The Government has changed the way pensions’ assets are distributed when a
scheme is wound-up in the hope that it will make things fairer for
non-pensioners. But will pensioners be the only ones to lose out? Compiled by Phil
Head of pensions research, actuaries and consultants, HSBC
I am less than impressed with the changes for a number of reasons. First,
there is no tidying up of the existing regulations so the problems of
interpreting the language still exist. And as a major priority there is a big
debate about whether the word ‘pensioners’ includes early retirees who have
chosen to defer their pension. Do they account as the top of the priority or
are they lower down the list?
I have also observed that the regulations have introduced some new problems
as they are based on length of pensionable service, but do not explain how this
is defined. For example, do you include service where the scheme is closed and

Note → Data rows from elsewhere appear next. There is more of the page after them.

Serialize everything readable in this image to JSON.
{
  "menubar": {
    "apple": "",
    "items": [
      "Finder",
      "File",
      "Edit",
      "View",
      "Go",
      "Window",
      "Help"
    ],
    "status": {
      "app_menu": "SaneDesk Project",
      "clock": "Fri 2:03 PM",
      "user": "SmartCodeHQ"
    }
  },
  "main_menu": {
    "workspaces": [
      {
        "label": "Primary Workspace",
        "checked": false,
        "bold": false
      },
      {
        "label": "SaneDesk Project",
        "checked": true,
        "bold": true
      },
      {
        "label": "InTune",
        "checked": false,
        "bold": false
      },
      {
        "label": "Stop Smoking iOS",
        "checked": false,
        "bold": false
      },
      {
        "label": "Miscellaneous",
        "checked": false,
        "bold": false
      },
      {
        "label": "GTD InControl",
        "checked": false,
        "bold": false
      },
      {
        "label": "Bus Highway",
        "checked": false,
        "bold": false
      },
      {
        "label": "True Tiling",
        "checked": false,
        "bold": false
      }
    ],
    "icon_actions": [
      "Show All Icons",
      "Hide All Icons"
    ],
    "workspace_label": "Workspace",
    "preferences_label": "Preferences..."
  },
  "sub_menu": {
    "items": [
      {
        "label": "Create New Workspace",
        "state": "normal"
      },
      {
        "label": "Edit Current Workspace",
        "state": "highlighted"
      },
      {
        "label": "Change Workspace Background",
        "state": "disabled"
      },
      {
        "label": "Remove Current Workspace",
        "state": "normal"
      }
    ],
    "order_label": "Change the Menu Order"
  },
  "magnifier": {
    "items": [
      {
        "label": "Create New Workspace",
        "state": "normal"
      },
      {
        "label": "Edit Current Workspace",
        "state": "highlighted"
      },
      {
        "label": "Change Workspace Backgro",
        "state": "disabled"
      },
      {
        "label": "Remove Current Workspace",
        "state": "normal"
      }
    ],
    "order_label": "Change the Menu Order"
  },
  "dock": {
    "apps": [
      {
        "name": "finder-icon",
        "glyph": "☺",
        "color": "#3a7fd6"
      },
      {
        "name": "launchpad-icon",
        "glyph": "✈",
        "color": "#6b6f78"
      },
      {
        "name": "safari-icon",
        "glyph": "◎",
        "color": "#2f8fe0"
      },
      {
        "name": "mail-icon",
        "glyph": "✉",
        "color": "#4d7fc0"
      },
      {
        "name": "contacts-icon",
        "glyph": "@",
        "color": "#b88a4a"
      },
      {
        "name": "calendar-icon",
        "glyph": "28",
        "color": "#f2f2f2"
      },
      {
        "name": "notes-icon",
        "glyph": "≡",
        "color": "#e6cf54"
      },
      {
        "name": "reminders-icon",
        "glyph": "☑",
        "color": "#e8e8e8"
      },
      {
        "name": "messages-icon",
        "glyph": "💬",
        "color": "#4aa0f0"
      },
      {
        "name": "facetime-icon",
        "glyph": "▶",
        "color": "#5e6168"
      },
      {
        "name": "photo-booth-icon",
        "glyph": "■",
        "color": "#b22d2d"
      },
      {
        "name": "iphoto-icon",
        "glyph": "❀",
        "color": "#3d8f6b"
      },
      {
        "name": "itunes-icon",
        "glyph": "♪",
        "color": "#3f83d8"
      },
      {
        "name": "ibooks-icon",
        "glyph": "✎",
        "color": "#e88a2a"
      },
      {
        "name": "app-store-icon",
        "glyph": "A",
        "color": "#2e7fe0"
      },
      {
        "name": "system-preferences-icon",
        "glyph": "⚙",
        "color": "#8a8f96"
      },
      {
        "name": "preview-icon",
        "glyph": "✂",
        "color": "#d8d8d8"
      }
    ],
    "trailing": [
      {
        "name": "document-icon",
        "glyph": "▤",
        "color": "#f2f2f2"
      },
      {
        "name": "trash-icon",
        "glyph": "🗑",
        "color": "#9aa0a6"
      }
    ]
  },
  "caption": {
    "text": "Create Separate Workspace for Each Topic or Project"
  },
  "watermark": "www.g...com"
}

accrual ceased but benefits are still linked to future earnings? The imprecision
of the language makes it impossible to tell. And would the Inland Revenue
consider this to be pensionable service?
A deferred member with 40 years’ service in one scheme is much better
protected than a deferred member who has been in four schemes with 10 years’
service under each. Similarly, a 59-year-old with 10 years’ scheme service gets
less protection than a 45-year-old with 20 years.
The only fair way to distribute a pension fund is to treat all classes of
But one of the most worrying things is that the changes are potentially
discriminatory against women, because people on short service are not going to
get the same protection as those on long service. This is likely to affect
part-time and casual workers more than most and, as previous sex discrimination
cases demonstrate, these are predominately female.
Is there scope for a legal challenge for breaching the Equal Pay for Equal
Work provisions that are held under the EC treaty?
To cope with this situation, the word ‘pensioners’ should be restricted to
those who have retired at normal retirement age or on the grounds of
incapacity. This is because a 50-year-old pensioner does not need any more
protection than a 59- year-old deferred – the latter arguably having less
chance of rebuilding benefits than the former.
The priority order given to pension increases should be consolidated because
it is unnecessarily complex to give different priority orders to different
category of increases. The regulations do not do anything to simplify pensions
legislation and will not be of any help to existing pension scheme wind-ups.
Does the Department for Work and Pension’s view on securing guaranteed minimum
pension first still applies? This is because there may be assets left over
after valuing the GMP on the statutory basis.
The problem is not going to go away because the Government is too reliant on
the grey vote. It will not want to take away the priority because it does not
want to see pensioners marching through the streets.
Deputy director of employment policy, EEF
The Government should review the winding-up process as it seems
unfair that pensioners can scoop the pool and leave non-pensioners with next to
When you reallocate a sum of money it means you are taking from
one to pay another. It looks as though it is going to be taken from the
increases that pensioners are expecting. The increases have been moved down the
order of priority. And in its place between pensions, actual pensions and
future increase they have inserted non-pension members.
Those with the longest service closer to retirement will be
better off and have more of their pension protected. However, pensioners will
be marginally disadvantaged.
Group pensions and benefit director, Barclays Group
I think the principle behind the changes is right as it
provides greater security on a wind-up. But the idea of re-spreading a limited
amount of money does not solve the problem.
I do not think it will force people into winding-up their schemes
early. If anyone is thinking of doing this then it will be because of more
important reasons than the introduction of a priority order.
It is active members who are most vulnerable and it will be
interesting to see if it causes them to lose their inflation proofing. The
problem is that there is no new money coming in so there is no extra money to
draw from. I do not think this is positive enough, and although it has got the
right intentions, you have to question whether it has enough substance to work.
Reward adviser, CIPD
In anything like this you are always going to have winners and
losers. And if you are dealing with employees who have been with a company for
a few years you have to make sure they get something out of it.
From an HR point of view, you should explain precisely what you
think will happen if the scheme is to be wound-up. But HR should be more
concerned with the Pensions Protection Fund and the age of compulsory
retirement, than the technical issue of ordering the preference of who gets
HR should be looking at pensions as a strategic issue for the
organisation and asking if compulsory retirement is coming to an end. If so,
then HR should be focusing on the issue of flexible retirement rather than the
more technical, legislative aspects of pensions.
Pensions policy adviser, CBI
The CBI is concerned when an individual receives less than
their pension entitlement after years of pensions saving. We support the
Government’s decision to ensure a fairer distribution of scheme assets. It is
possible to suggest that if the priority order was changed earlier, there would
have been a much fairer distribution of funds in company insolvencies.
We recognise it is a difficult issue and that when a company is
facing insolvency and a scheme is wound-up, it is inevitable that some people
are going to lose out. In this case it is pensioners, and the key is to ensure
the distribution is handled fairly.
If the PPF is designed carefully and made workable, that should
increase member security in the future.